There are also advanced courses available for people who already own tigers. Prices vary based on the number of months you wish to pay for and whether you want additional services like tiger cuddling, nail trimming, etc.

Overall, tigers are generally peaceful, docile creatures. But like any other pet, there are times when they behave badly. Some owners report that their tigers growl, bite, scratch or nip at anyone who gets close to them. While this doesn’t always mean danger, it’s best to avoid approaching tigers whenever possible.

Will I Ever Be Able To Adopt One of these Predators?

No, not really. First of all, tigers are extremely expensive. Second, due to their unpredictable nature, it’s almost impossible to predict how a particular tiger will act with humans. Lastly, tigers are considered endangered across Asia. Only 4,000 exist today, which means they’re incredibly rare. So while you may love the idea of having a tiger, chances are you won’t ever actually be able to adopt one of these majestic creatures.
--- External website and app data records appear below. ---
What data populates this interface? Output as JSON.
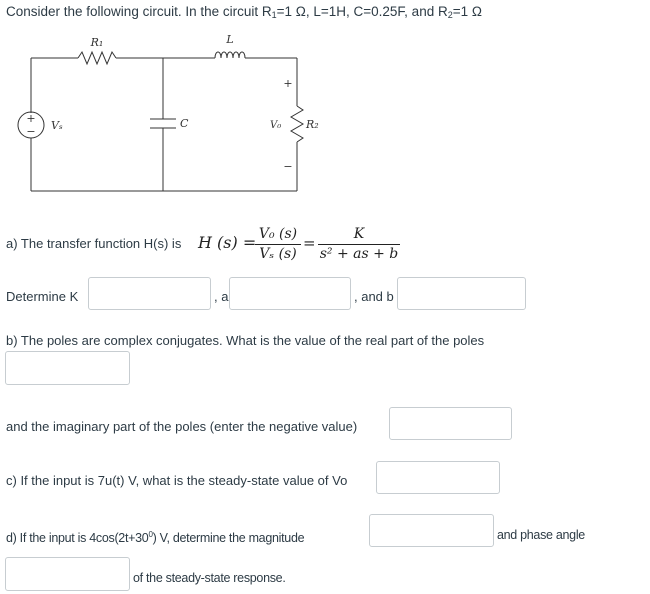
{
  "header": {
    "intro": "Consider the following circuit. In the circuit R",
    "r1_sub": "1",
    "r1_val": "=1 Ω, L=1H, C=0.25F, and R",
    "r2_sub": "2",
    "r2_val": "=1 Ω"
  },
  "circuit": {
    "labels": {
      "r1": "R₁",
      "l": "L",
      "c": "C",
      "vs": "Vₛ",
      "vo": "V₀",
      "r2": "R₂",
      "plus": "+",
      "minus": "−",
      "src_plus": "+",
      "src_minus": "−"
    },
    "components": [
      "voltage-source",
      "resistor-r1",
      "capacitor-c",
      "inductor-l",
      "resistor-r2"
    ]
  },
  "part_a": {
    "prompt": "a) The transfer function H(s) is",
    "lhs": "H (s) =",
    "frac1_num": "V₀ (s)",
    "frac1_den": "Vₛ (s)",
    "equals": "=",
    "frac2_num": "K",
    "frac2_den": "s² + as + b",
    "determine_label": "Determine K",
    "a_label": ", a",
    "b_label": ", and b",
    "k_value": "",
    "a_value": "",
    "b_value": ""
  },
  "part_b": {
    "prompt": "b) The poles are complex conjugates. What is the value of the real part of the poles",
    "real_value": "",
    "imag_label": "and the imaginary part of the poles (enter the negative value)",
    "imag_value": ""
  },
  "part_c": {
    "prompt": "c) If the input is 7u(t) V, what is the steady-state value of Vo",
    "vo_value": ""
  },
  "part_d": {
    "prompt_pre": "d) If the input is 4cos(2t+30",
    "prompt_sup": "0",
    "prompt_post": ") V,  determine the magnitude",
    "magnitude_value": "",
    "phase_label": "and phase angle",
    "phase_value": "",
    "suffix": "of the steady-state response."
  }
}
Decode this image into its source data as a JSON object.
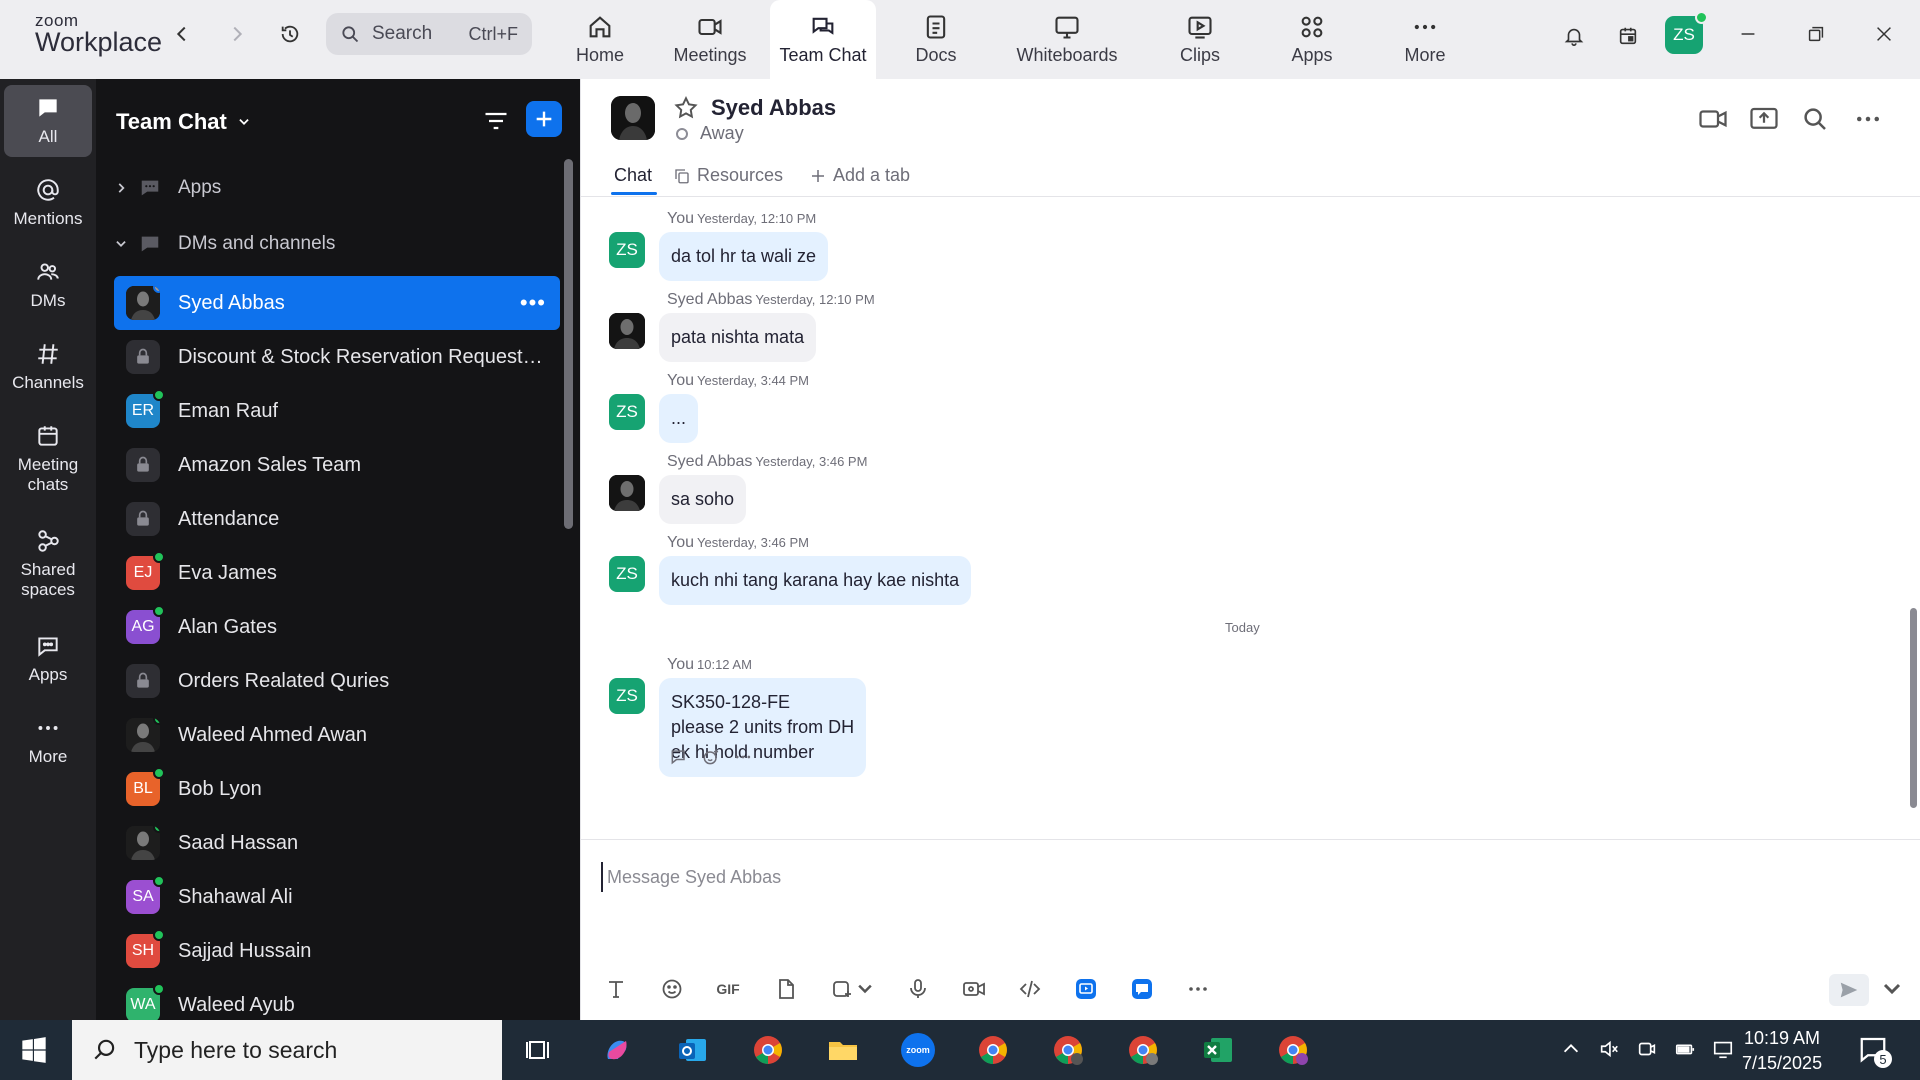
{
  "app": {
    "logo_line1": "zoom",
    "logo_line2": "Workplace",
    "search_placeholder": "Search",
    "search_shortcut": "Ctrl+F",
    "avatar_initials": "ZS",
    "nav_tabs": [
      {
        "label": "Home",
        "icon": "home-icon"
      },
      {
        "label": "Meetings",
        "icon": "video-icon"
      },
      {
        "label": "Team Chat",
        "icon": "chat-icon",
        "active": true
      },
      {
        "label": "Docs",
        "icon": "document-icon"
      },
      {
        "label": "Whiteboards",
        "icon": "whiteboard-icon"
      },
      {
        "label": "Clips",
        "icon": "clips-icon"
      },
      {
        "label": "Apps",
        "icon": "apps-icon"
      },
      {
        "label": "More",
        "icon": "more-icon"
      }
    ]
  },
  "rail": {
    "items": [
      {
        "label": "All",
        "icon": "chat-bubble-icon",
        "active": true
      },
      {
        "label": "Mentions",
        "icon": "at-icon"
      },
      {
        "label": "DMs",
        "icon": "people-icon"
      },
      {
        "label": "Channels",
        "icon": "hash-icon"
      },
      {
        "label": "Meeting chats",
        "icon": "calendar-icon"
      },
      {
        "label": "Shared spaces",
        "icon": "shared-spaces-icon"
      },
      {
        "label": "Apps",
        "icon": "apps-bubble-icon"
      },
      {
        "label": "More",
        "icon": "more-icon"
      }
    ]
  },
  "list": {
    "title": "Team Chat",
    "sections": {
      "apps": "Apps",
      "dms": "DMs and channels"
    },
    "items": [
      {
        "name": "Syed Abbas",
        "kind": "photo",
        "active": true,
        "status": "away"
      },
      {
        "name": "Discount & Stock Reservation Requests O...",
        "kind": "lock"
      },
      {
        "name": "Eman Rauf",
        "kind": "initials",
        "initials": "ER",
        "color": "#1f86c9",
        "status": "online"
      },
      {
        "name": "Amazon Sales Team",
        "kind": "lock"
      },
      {
        "name": "Attendance",
        "kind": "lock"
      },
      {
        "name": "Eva James",
        "kind": "initials",
        "initials": "EJ",
        "color": "#e04b3f",
        "status": "online"
      },
      {
        "name": "Alan Gates",
        "kind": "initials",
        "initials": "AG",
        "color": "#8a4fd1",
        "status": "online"
      },
      {
        "name": "Orders Realated Quries",
        "kind": "lock"
      },
      {
        "name": "Waleed Ahmed Awan",
        "kind": "photo",
        "status": "online"
      },
      {
        "name": "Bob Lyon",
        "kind": "initials",
        "initials": "BL",
        "color": "#e8632a",
        "status": "online"
      },
      {
        "name": "Saad Hassan",
        "kind": "photo",
        "status": "online"
      },
      {
        "name": "Shahawal Ali",
        "kind": "initials",
        "initials": "SA",
        "color": "#9b4fd1",
        "status": "online"
      },
      {
        "name": "Sajjad Hussain",
        "kind": "initials",
        "initials": "SH",
        "color": "#e04b3f",
        "status": "online"
      },
      {
        "name": "Waleed Ayub",
        "kind": "initials",
        "initials": "WA",
        "color": "#2fb36d",
        "status": "online"
      }
    ]
  },
  "chat": {
    "peer_name": "Syed Abbas",
    "peer_status": "Away",
    "tabs": {
      "chat": "Chat",
      "resources": "Resources",
      "add": "Add a tab"
    },
    "today_label": "Today",
    "messages": [
      {
        "sender": "You",
        "time": "Yesterday, 12:10 PM",
        "avatar": "ZS",
        "lines": [
          "da tol hr ta wali ze"
        ]
      },
      {
        "sender": "Syed Abbas",
        "time": "Yesterday, 12:10 PM",
        "avatar": "photo",
        "lines": [
          "pata nishta mata"
        ]
      },
      {
        "sender": "You",
        "time": "Yesterday, 3:44 PM",
        "avatar": "ZS",
        "lines": [
          "..."
        ]
      },
      {
        "sender": "Syed Abbas",
        "time": "Yesterday, 3:46 PM",
        "avatar": "photo",
        "lines": [
          "sa soho"
        ]
      },
      {
        "sender": "You",
        "time": "Yesterday, 3:46 PM",
        "avatar": "ZS",
        "lines": [
          "kuch nhi tang karana hay kae nishta"
        ]
      },
      {
        "sender": "You",
        "time": "10:12 AM",
        "avatar": "ZS",
        "lines": [
          "SK350-128-FE",
          "please 2 units from DH",
          "ek hi hold number"
        ]
      }
    ],
    "composer_placeholder": "Message Syed Abbas",
    "composer_gif": "GIF"
  },
  "taskbar": {
    "search_placeholder": "Type here to search",
    "time": "10:19 AM",
    "date": "7/15/2025",
    "notifications": "5"
  }
}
Should I Just Leave Them Alone and Let Nature Take Its Course?

Absolutely not. Just because tigers are wild animals does not mean we shouldn’t try to save them. Wildlife enthusiasts argue that the best way to preserve tigers is to simply leave them alone. People would eventually move away from places like national parks, allowing tigers to thrive once again. This approach has worked for other threatened species, including wolves and bears.

Other wildlife advocates say that letting the natural world take its course is impractical. Why not intervene and change the outcome instead? By rescuing and rehabilitating injured or orphaned tigers, we can ensure that they survive and thrive.

And unlike leaving them alone, we can also provide them with proper shelter, food, and medical care. When done right, this method helps tigers overcome their trauma and achieve happiness.

What About All Those Stories About Ownership Problems?

Unfortunately, there are stories of tigers turning violent or attacking their owners. While this happens less frequently than you might expect, it’s still worth keeping in mind. For example, in 2013, a pair of brothers in Louisiana shot and killed a tiger that attacked them. Later, a woman in Florida died after she attempted to rescue her dog from a tiger that broke free of its enclosure. Another Florida resident was mauled to death by a tiger that escaped from captivity.

These incidents usually occur when tigers turn aggressive for reasons unknown. Experts recommend avoiding contact with these animals altogether. With all that in mind, I personally believe that it’s better to be safe than sorry. Especially considering the fact that tigers are one of the largest and most feared mammals in the world.